## Task to carry out
Find how many lines below mention "title". Nothing but the number is needed.

======== Extracted material ========

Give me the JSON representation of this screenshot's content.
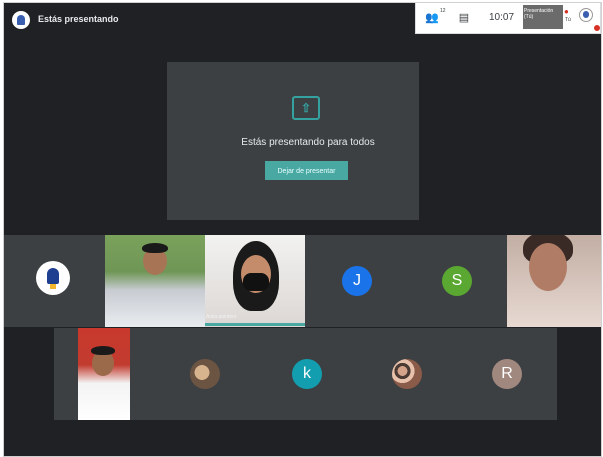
{
  "header": {
    "title": "Estás presentando"
  },
  "topbar_right": {
    "people_icon": "people-icon",
    "people_count": "12",
    "chat_icon": "chat-icon",
    "time": "10:07",
    "thumbnail_label": "Presentación (Tú)",
    "mic_off_icon": "mic-off-icon",
    "self_label": "Tú"
  },
  "presentation": {
    "icon": "present-upload-icon",
    "message": "Estás presentando para todos",
    "stop_button": "Dejar de presentar",
    "accent": "#4aa8a3"
  },
  "participants_row1": [
    {
      "type": "logo",
      "name": "school-logo"
    },
    {
      "type": "video",
      "name": "uniform-man"
    },
    {
      "type": "video",
      "name": "masked-woman",
      "label": "Aolia quintero"
    },
    {
      "type": "letter",
      "letter": "J",
      "color": "#1a73e8"
    },
    {
      "type": "letter",
      "letter": "S",
      "color": "#5aa832"
    },
    {
      "type": "video",
      "name": "woman-right"
    }
  ],
  "participants_row2": [
    {
      "type": "video",
      "name": "man-red-bg"
    },
    {
      "type": "photo",
      "name": "photo-avatar-1"
    },
    {
      "type": "letter",
      "letter": "k",
      "color": "#129eaf"
    },
    {
      "type": "photo",
      "name": "photo-avatar-2"
    },
    {
      "type": "letter",
      "letter": "R",
      "color": "#a1887f"
    }
  ]
}
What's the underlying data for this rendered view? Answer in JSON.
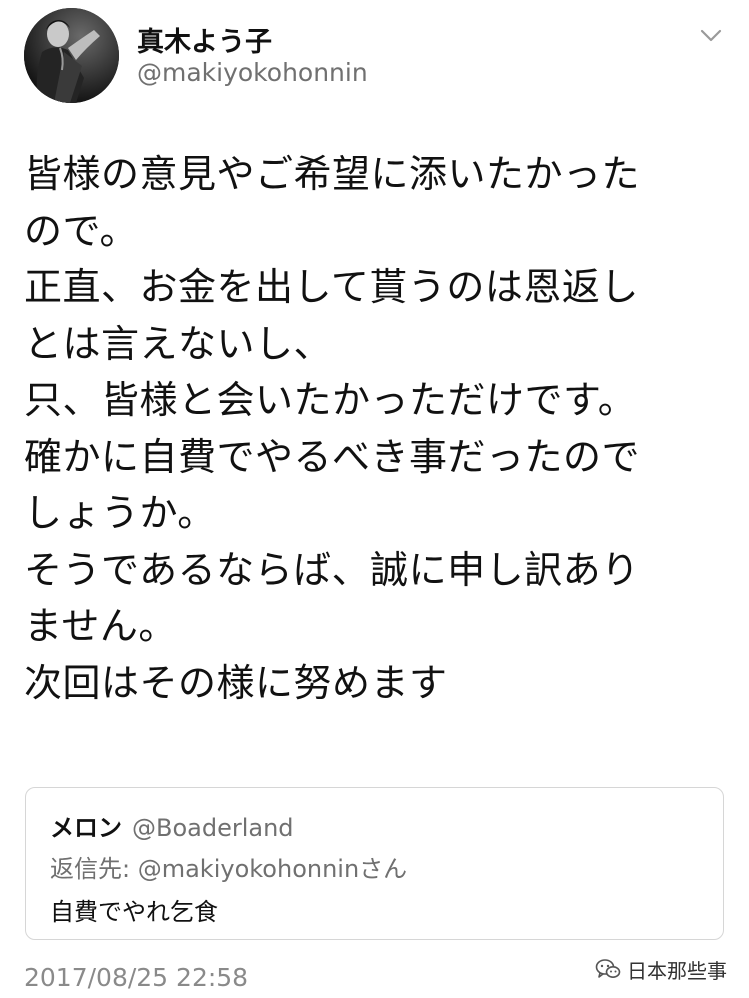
{
  "author": {
    "display_name": "真木よう子",
    "handle": "@makiyokohonnin"
  },
  "tweet": {
    "lines": [
      "皆様の意見やご希望に添いたかった",
      "ので。",
      "正直、お金を出して貰うのは恩返し",
      "とは言えないし、",
      "只、皆様と会いたかっただけです。",
      "確かに自費でやるべき事だったので",
      "しょうか。",
      "そうであるならば、誠に申し訳あり",
      "ません。",
      "次回はその様に努めます"
    ],
    "timestamp": "2017/08/25 22:58"
  },
  "quoted": {
    "name": "メロン",
    "handle": "@Boaderland",
    "reply_to": "返信先: @makiyokohonninさん",
    "text": "自費でやれ乞食"
  },
  "watermark": {
    "text": "日本那些事"
  },
  "icons": {
    "menu": "chevron-down-icon",
    "watermark": "wechat-icon"
  },
  "colors": {
    "text": "#111111",
    "secondary": "#707070",
    "border": "#d6d6d6",
    "background": "#ffffff"
  }
}
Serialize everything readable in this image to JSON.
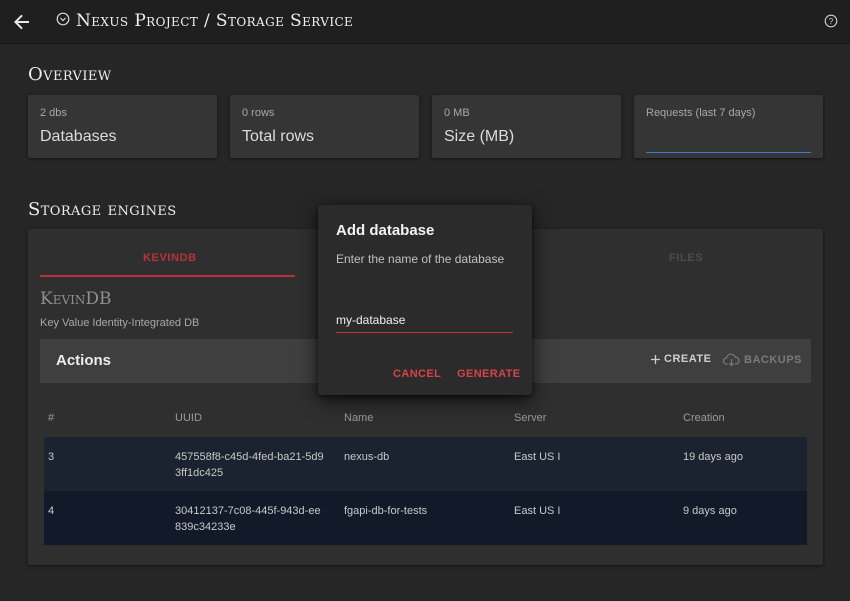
{
  "header": {
    "title": "Nexus Project / Storage Service",
    "back_icon": "arrow-left-icon",
    "project_icon": "chevron-circle-icon",
    "help_icon": "help-circle-icon"
  },
  "overview": {
    "title": "Overview",
    "cards": [
      {
        "sub": "2 dbs",
        "value": "Databases"
      },
      {
        "sub": "0 rows",
        "value": "Total rows"
      },
      {
        "sub": "0 MB",
        "value": "Size (MB)"
      },
      {
        "sub": "Requests (last 7 days)",
        "value": ""
      }
    ]
  },
  "storage": {
    "title": "Storage engines",
    "tabs": [
      {
        "label": "KEVINDB",
        "active": true
      },
      {
        "label": "FILES",
        "active": false
      }
    ],
    "engine_name": "KevinDB",
    "engine_desc": "Key Value Identity-Integrated DB",
    "actions": {
      "label": "Actions",
      "create": "CREATE",
      "backups": "BACKUPS"
    },
    "table": {
      "columns": [
        "#",
        "UUID",
        "Name",
        "Server",
        "Creation"
      ],
      "rows": [
        {
          "num": "3",
          "uuid": "457558f8-c45d-4fed-ba21-5d93ff1dc425",
          "name": "nexus-db",
          "server": "East US I",
          "creation": "19 days ago"
        },
        {
          "num": "4",
          "uuid": "30412137-7c08-445f-943d-ee839c34233e",
          "name": "fgapi-db-for-tests",
          "server": "East US I",
          "creation": "9 days ago"
        }
      ]
    }
  },
  "dialog": {
    "title": "Add database",
    "text": "Enter the name of the database",
    "input_value": "my-database",
    "cancel": "CANCEL",
    "generate": "GENERATE"
  },
  "colors": {
    "accent": "#b8323c",
    "dialog_button": "#d8434b",
    "row_1": "#1b2230",
    "row_2": "#121a2a",
    "requests_line": "#3a7bd5"
  }
}
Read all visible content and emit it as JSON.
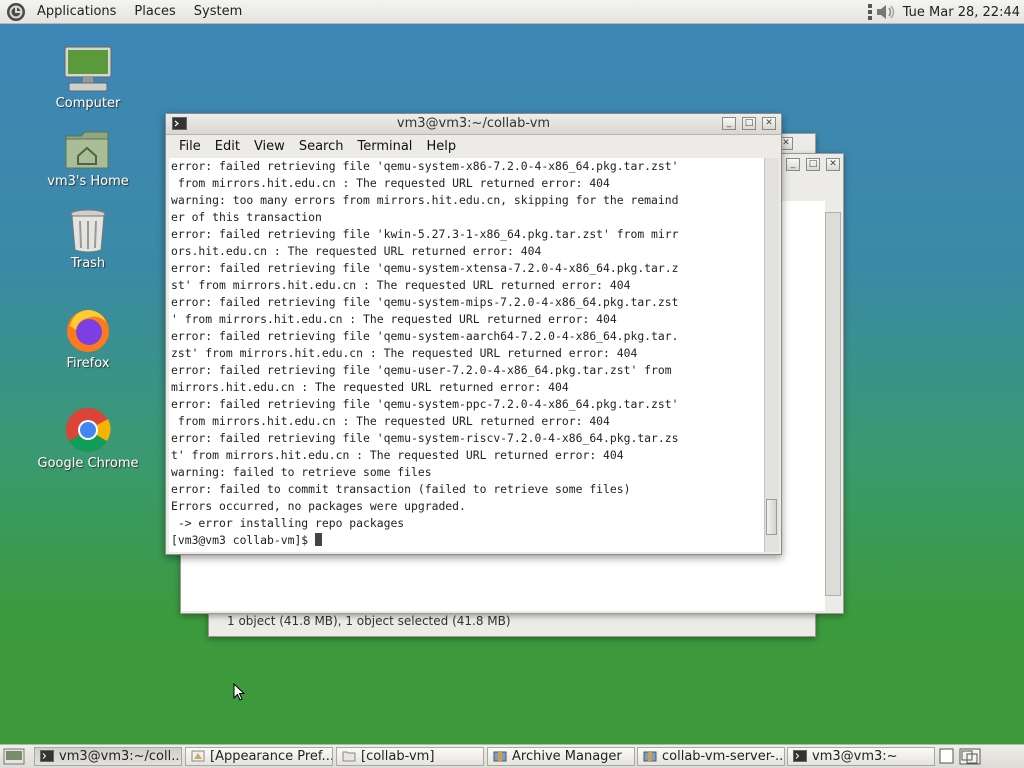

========

## Written response
5